You’ve heard of Silicon Valley, and likely Silicon Alley, but have you heard of Silicon Prairie?
Silicon Prairie is geographically hard to define but it’s there– somewhere between Chicago and Colorado, Dallas and the Dakotas–and it’s getting noticed because of one local news source Silicon Prairie News.
So. Much. Tech.
Some of the biggest names in tech are coming to TNW Conference in Amsterdam this May.
And the Prairie’s entrepreneurs can thank one man, a native Nebraskan named Jeff Slobotski, who decided he wanted to write about the tech sector. After a few days of writing about California’s burgeoning scene, he decided to refocus his efforts on his own community. Recalling the words of my college professor, if you’re going to be a writer, write about what you know.
Slobotski decided to give his community a voice and that voice goes by the name of Silicon Prairie News. He called on the skills of his then friend, now CTO and co-founder Dusty Davidson, who runs BrightMix, a small, local software company. In July 2008, Slobotski started blogging as a hobby, interviewing local entrepreneurs on his lunch breaks and publishing stories at night.
In June 2009, Slobotski took on Danny Schreiber full time as SPN’s Managing Editor. Schreiber’s favorite players in the SP scene? Dwolla, a mobile payments service that is giving PayPal a run for its money and RockDex, a start up that is capturing the social metrics of plays on YouTube, LastFM and MySpace for musicians.
The boys had a lot to write about, they just needed people to listen. Slobotski, Davidson and Schreiber decided to throw an event to grab the world’s attention; they called it Big Omaha.
Last year’s Big Omaha was a success with over 550 people from 20 states including Foursquare’s Dennis Crowley, Charity: Water‘s Scott Harrison and Zappo’s Tony Hsieh. SPN was suddenly profitable, making money off of sponsorships and ticket sales from the event. Soon they had local businesses and Omaha’s Chamber of Commerce knocking on their door, asking if they could advertise on SPN. The readers came.
SPN currently has 4 full-time employees, 12 freelance writers and 3600 RSS feed email subscribers. At the end of November, the site averaged 25,000 unique visitors, 45,000 page views, and was growing at 10% a month.
“If it weren’t for Silicon Prairie News, there wouldn’t be a start-up scene in the mid-west. They are our voice. Their existence reinforces our culture.” says Ben Milne, the CEO of Dwolla.
Monday through Friday, expect fresh, daily content focusing on Silicon Prairie entrepreneurs like Dwolla and Hudl, an online coaching application, recently named by Inc. magazine’s 30 under 30. On the weekends, to keep traffic flowing, they’ll repurpose TED Talks or big interviews from other more well-known tech blogs.
“Our first goal is to highlight the story, the angel investors and the entrepreneurs. Our second goal is to tighten, build and connect the community and ecosystem here,” says Slobotski. “There’s value in what we’re doing by reporting on it but our events build communities that get people talking and brainstorming ideas together.”

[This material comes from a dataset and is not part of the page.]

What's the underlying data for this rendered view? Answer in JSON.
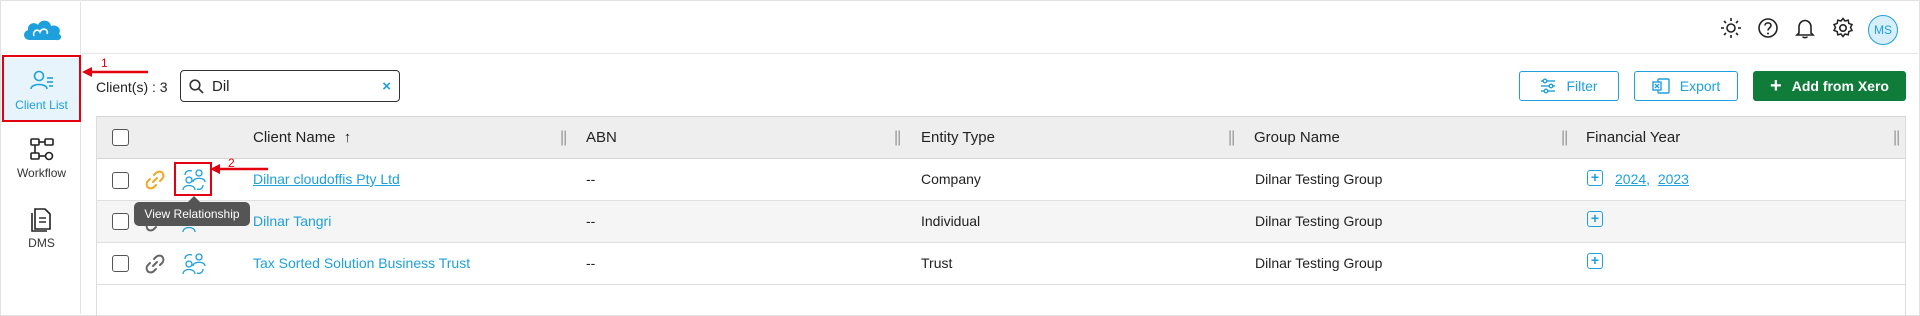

The overall scene in Silicon Prairie is comprised of a lot of consumer related tech starts up. With the large amount of capital potentially available (read: Berkshire Hathaway and everyone else who is connected to Warren Buffet by one string or another), the scene could be well funded with the right connections.

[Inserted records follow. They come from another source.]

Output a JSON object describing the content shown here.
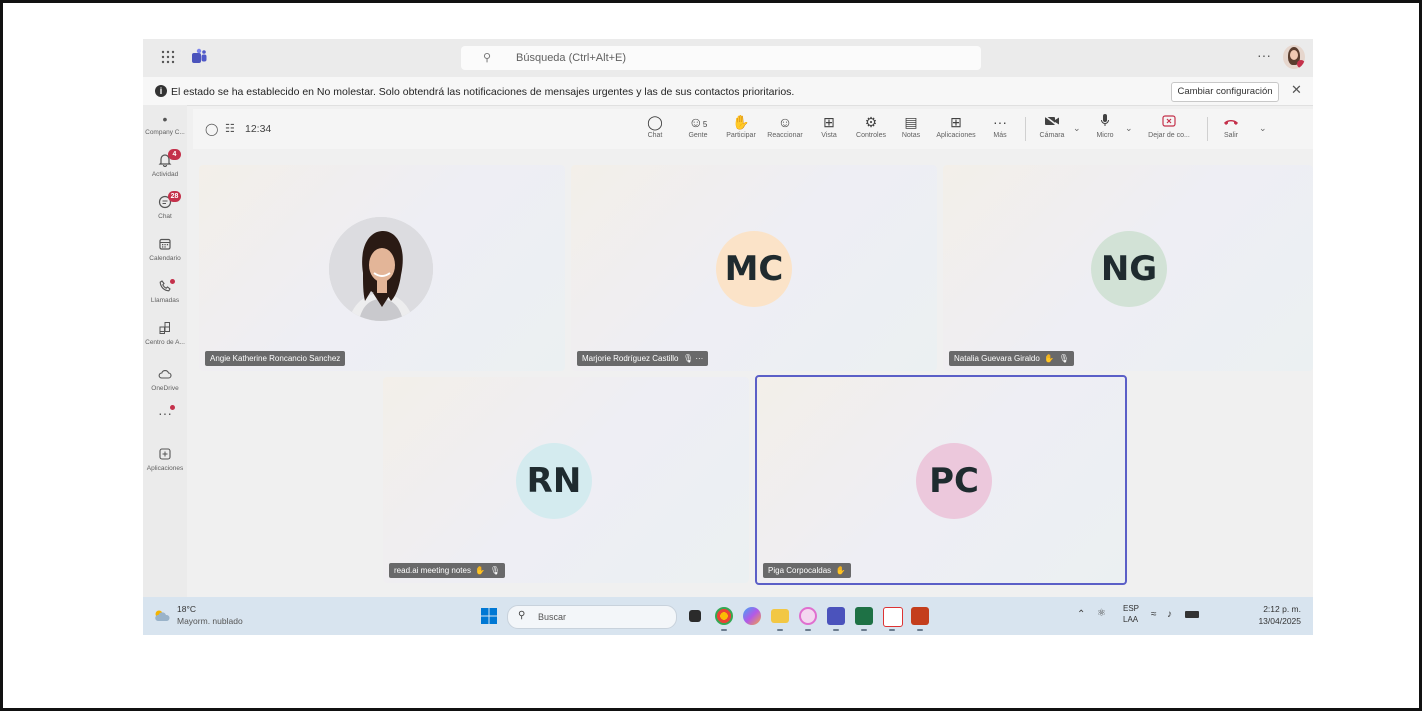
{
  "app": {
    "search_placeholder": "Búsqueda (Ctrl+Alt+E)",
    "more": "···"
  },
  "notification": {
    "message": "El estado se ha establecido en No molestar. Solo obtendrá las notificaciones de mensajes urgentes y las de sus contactos prioritarios.",
    "button": "Cambiar configuración",
    "close": "✕"
  },
  "rail": {
    "items": [
      {
        "label": "Company C...",
        "icon": "company-icon"
      },
      {
        "label": "Actividad",
        "icon": "bell-icon",
        "badge": "4"
      },
      {
        "label": "Chat",
        "icon": "chat-icon",
        "badge": "28"
      },
      {
        "label": "Calendario",
        "icon": "calendar-icon"
      },
      {
        "label": "Llamadas",
        "icon": "phone-icon"
      },
      {
        "label": "Centro de A...",
        "icon": "apps-center-icon"
      },
      {
        "label": "OneDrive",
        "icon": "cloud-icon"
      },
      {
        "label": "",
        "icon": "more-icon"
      },
      {
        "label": "Aplicaciones",
        "icon": "add-app-icon"
      }
    ]
  },
  "meeting": {
    "time": "12:34",
    "controls": [
      {
        "label": "Chat",
        "icon": "chat-icon"
      },
      {
        "label": "Gente",
        "icon": "people-icon",
        "count": "5"
      },
      {
        "label": "Participar",
        "icon": "raise-hand-icon"
      },
      {
        "label": "Reaccionar",
        "icon": "smile-icon"
      },
      {
        "label": "Vista",
        "icon": "view-icon"
      },
      {
        "label": "Controles",
        "icon": "controls-icon"
      },
      {
        "label": "Notas",
        "icon": "notes-icon"
      },
      {
        "label": "Aplicaciones",
        "icon": "add-app-icon"
      },
      {
        "label": "Más",
        "icon": "more-icon"
      },
      {
        "label": "Cámara",
        "icon": "camera-off-icon"
      },
      {
        "label": "Micro",
        "icon": "mic-icon"
      },
      {
        "label": "Dejar de co...",
        "icon": "stop-share-icon"
      },
      {
        "label": "Salir",
        "icon": "hangup-icon"
      }
    ]
  },
  "participants": [
    {
      "name": "Angie Katherine Roncancio Sanchez",
      "initials": "",
      "color": ""
    },
    {
      "name": "Marjorie Rodríguez Castillo",
      "initials": "MC",
      "color": "#fbe3c8",
      "extra": "···"
    },
    {
      "name": "Natalia Guevara Giraldo",
      "initials": "NG",
      "color": "#d2e2d6"
    },
    {
      "name": "read.ai meeting notes",
      "initials": "RN",
      "color": "#d4ebef"
    },
    {
      "name": "Piga Corpocaldas",
      "initials": "PC",
      "color": "#ecc8dc"
    }
  ],
  "taskbar": {
    "temp": "18°C",
    "weather": "Mayorm. nublado",
    "search": "Buscar",
    "lang1": "ESP",
    "lang2": "LAA",
    "time": "2:12 p. m.",
    "date": "13/04/2025"
  },
  "colors": {
    "accent": "#5b5fc7",
    "badge": "#c4314b",
    "leave": "#c4314b"
  }
}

This coming week, they will launch Silicon Prairie News’ Kansas City bureau, of which Kansan Royce Haynes will be involved. Haynes, like many SPN readers found the site through hearing about Big Omaha on Twitter. “I didn’t expect something of this caliber to take place in Omaha, Nebraska,” he says, “It’s going to be great to now be a part of it and to able to highlight all of the entrepreneurial activity going on in Kansas City.”
Interested in getting in on the Silicon Prairie fun? Save the date for a sweet SPN party Sunday night at SXSWi in March and a Big Omaha style event in Des Moines, Iowa this fall.